# Exercise objective
Which lines below contain the word "Aesculap"? Copy each one.

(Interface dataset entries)
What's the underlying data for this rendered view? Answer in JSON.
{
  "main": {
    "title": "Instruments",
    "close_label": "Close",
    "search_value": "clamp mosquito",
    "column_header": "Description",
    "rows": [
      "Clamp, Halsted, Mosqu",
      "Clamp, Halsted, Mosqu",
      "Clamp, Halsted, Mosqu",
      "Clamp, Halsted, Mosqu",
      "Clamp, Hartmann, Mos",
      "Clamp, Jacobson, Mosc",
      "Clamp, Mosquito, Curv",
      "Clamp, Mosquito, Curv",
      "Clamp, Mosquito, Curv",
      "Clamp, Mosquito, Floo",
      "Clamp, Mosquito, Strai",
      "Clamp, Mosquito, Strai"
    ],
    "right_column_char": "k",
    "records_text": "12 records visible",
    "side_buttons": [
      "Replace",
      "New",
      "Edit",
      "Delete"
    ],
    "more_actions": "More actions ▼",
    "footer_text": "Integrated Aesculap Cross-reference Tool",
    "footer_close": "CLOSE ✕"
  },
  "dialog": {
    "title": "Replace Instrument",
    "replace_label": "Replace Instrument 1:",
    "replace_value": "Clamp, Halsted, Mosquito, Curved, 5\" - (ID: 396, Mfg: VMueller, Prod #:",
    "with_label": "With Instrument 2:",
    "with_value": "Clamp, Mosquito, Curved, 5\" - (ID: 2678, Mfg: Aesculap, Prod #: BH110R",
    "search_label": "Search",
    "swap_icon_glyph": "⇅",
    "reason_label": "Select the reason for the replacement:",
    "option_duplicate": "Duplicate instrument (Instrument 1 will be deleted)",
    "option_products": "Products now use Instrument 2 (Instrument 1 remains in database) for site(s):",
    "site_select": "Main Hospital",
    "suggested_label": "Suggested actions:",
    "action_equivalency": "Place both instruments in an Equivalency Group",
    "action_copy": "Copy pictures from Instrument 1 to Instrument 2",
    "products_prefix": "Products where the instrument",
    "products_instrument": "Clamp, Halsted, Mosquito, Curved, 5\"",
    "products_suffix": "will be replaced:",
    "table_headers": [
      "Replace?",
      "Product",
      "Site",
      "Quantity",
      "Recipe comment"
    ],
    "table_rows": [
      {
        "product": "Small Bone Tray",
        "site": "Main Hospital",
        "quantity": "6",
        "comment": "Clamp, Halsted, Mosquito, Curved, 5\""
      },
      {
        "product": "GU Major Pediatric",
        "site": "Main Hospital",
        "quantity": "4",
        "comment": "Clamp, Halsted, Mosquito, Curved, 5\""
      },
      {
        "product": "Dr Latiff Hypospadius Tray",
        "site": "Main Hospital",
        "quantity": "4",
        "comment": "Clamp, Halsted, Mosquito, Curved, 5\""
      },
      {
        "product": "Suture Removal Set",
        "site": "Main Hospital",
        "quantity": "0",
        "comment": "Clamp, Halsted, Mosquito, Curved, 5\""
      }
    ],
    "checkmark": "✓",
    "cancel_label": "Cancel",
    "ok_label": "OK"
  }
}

# Exercise response
    "footer_text": "Integrated Aesculap Cross-reference Tool",
    "with_value": "Clamp, Mosquito, Curved, 5\" - (ID: 2678, Mfg: Aesculap, Prod #: BH110R",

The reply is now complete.